Equally, however, the sense drive is given free rein. She appears merely to be sitting in her natural way, as we might encounter her by chance in the corner of a salon. Maybe in a moment she will laugh or adjust her necklace. For all her finery, she looks as if she would be warm and understanding – the perfect person with whom to discuss one’s troubles. The beauty of the painting is the way it calls simultaneously to our need for control and our longing for tenderness and intimacy.
It’s not a problem for Schiller if someone happens not to be moved by the particular examples that excite him. What matters is that something does, and that something is what we call beautiful. This explains why beauty can be so moving – why it can make us weep. When we recognise beauty in a piece of music, or the graciousness of someone’s conduct, we see things that we know we have neglected or betrayed, and we feel an astonishing combination of anguish and delight.
to regard beauty as a luxury adornment or a social signifier was to miss the true potential of the experience
Like many people today, Schiller worried that beauty was too connected to social status. And indeed, many loathsome people own beautiful things, and the possession of these objects does not seem to make them more humane or especially gracious. Schiller was convinced that to regard beauty as a luxury adornment or a social signifier was to miss the true potential of the experience, because for him the point of beauty is to elevate the soul.
Schiller was an enthusiastic reformer, desperate to usher in a newly just and noble society. But he had grown pessimistic about what political reform could achieve. In his lifetime, he had watched the French Revolution degenerate into terror and what looked to him like a combination of mob anarchy and cold, bureaucratic tyranny. He saw the ferocious ‘san-culottes’ of his day as the sense impulse acting alone, and the French government’s Committee of Public Safety as the form drive manifested in a fanatical devotion to purity. The Revolutionary situation in France seemed to exemplify – on the scale of society as a whole – what happens when the basic drives of human nature are split off from one another.

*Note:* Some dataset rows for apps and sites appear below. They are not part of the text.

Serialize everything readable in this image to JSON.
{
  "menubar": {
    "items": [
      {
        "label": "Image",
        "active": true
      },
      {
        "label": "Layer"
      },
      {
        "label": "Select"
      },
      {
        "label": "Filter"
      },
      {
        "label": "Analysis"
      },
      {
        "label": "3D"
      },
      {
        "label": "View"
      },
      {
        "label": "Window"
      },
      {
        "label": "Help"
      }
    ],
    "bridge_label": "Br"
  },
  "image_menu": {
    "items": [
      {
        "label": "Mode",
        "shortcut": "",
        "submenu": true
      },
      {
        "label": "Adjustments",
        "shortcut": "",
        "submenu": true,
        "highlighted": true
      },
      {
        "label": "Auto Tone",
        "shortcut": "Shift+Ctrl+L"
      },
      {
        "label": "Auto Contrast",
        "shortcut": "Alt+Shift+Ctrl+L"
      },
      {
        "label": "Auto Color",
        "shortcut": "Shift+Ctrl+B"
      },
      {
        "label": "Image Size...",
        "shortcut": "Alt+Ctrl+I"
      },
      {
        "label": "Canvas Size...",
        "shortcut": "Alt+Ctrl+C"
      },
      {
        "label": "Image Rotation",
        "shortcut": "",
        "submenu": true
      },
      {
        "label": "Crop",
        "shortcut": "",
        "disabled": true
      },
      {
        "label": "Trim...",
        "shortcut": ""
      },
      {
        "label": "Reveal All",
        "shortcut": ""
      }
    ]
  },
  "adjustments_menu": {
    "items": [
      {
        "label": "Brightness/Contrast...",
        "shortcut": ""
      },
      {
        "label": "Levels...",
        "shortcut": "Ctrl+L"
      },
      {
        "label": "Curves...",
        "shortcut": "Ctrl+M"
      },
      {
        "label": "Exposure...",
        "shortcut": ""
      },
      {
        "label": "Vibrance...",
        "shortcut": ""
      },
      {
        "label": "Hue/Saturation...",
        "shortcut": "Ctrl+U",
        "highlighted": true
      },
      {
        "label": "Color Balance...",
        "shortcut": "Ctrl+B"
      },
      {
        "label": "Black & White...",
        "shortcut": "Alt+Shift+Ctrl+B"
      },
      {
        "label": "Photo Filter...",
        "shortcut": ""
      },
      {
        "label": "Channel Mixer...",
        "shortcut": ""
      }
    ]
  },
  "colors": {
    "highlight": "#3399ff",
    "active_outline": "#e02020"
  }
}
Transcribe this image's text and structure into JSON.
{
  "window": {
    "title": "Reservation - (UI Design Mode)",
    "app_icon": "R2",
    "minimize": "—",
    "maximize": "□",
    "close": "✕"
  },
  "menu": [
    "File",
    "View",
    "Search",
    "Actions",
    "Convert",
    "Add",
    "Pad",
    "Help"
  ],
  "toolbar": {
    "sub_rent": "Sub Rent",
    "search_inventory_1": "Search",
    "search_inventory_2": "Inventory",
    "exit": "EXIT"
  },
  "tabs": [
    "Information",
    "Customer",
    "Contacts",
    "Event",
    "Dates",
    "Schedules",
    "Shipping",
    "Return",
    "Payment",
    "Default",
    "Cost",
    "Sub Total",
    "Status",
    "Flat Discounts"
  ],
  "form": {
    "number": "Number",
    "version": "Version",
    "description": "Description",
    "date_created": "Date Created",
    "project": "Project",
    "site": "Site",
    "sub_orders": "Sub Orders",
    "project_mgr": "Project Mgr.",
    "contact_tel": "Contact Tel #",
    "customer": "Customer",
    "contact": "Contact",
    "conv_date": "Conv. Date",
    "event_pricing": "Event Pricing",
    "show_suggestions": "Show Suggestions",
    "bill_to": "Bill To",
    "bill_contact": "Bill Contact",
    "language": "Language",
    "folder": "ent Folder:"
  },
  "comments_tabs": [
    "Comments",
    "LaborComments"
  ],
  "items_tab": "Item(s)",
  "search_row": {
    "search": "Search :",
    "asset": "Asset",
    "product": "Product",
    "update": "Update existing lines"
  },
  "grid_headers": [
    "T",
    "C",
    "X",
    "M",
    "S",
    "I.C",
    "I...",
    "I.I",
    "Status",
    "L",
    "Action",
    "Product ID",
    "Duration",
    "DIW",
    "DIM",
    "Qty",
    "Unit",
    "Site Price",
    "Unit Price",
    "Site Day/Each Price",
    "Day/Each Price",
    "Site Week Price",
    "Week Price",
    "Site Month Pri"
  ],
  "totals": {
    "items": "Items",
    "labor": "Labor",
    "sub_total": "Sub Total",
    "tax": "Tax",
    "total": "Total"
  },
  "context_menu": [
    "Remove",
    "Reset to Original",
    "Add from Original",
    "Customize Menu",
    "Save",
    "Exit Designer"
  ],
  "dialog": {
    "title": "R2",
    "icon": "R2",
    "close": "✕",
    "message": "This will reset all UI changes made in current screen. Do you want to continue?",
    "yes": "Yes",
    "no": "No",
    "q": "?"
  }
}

Schiller’s diagnosis of the ills of society ran parallel to his account of the strife within an individual life. What was missing, he argued in both cases, was a full, harmonious humanity, and he thought it would stay missing – both in the leaders and the people. And he came to the unnerving – but perhaps correct – conviction that ambitious social reform would always be frustrated until a much larger number of people had reached a higher level of inner development of the sort enabled by beauty.
Sometimes, we seek to understand thinkers such as Schiller out of curiosity, or to understand a larger trend in the history of ideas. We are fascinated to learn how the cosmos was conceived before the revelations of modern science. Or how prehistoric times were understood before the advent of archeology. We encounter such thoughts as observers, sympathetic perhaps, but not as potential converts. We do not expect to be convinced. We have progressed, after all, and we live in a new world. But every once in a while we encounter ideas from the past that are sorely missing from the present. And so it is with Schiller, whose notions about beauty are more than a dry record of what one man living in the town of Weimar at the end of the 18th century happened to believe. Instead, they are a guide, for how we might elevate ourselves with beauty today.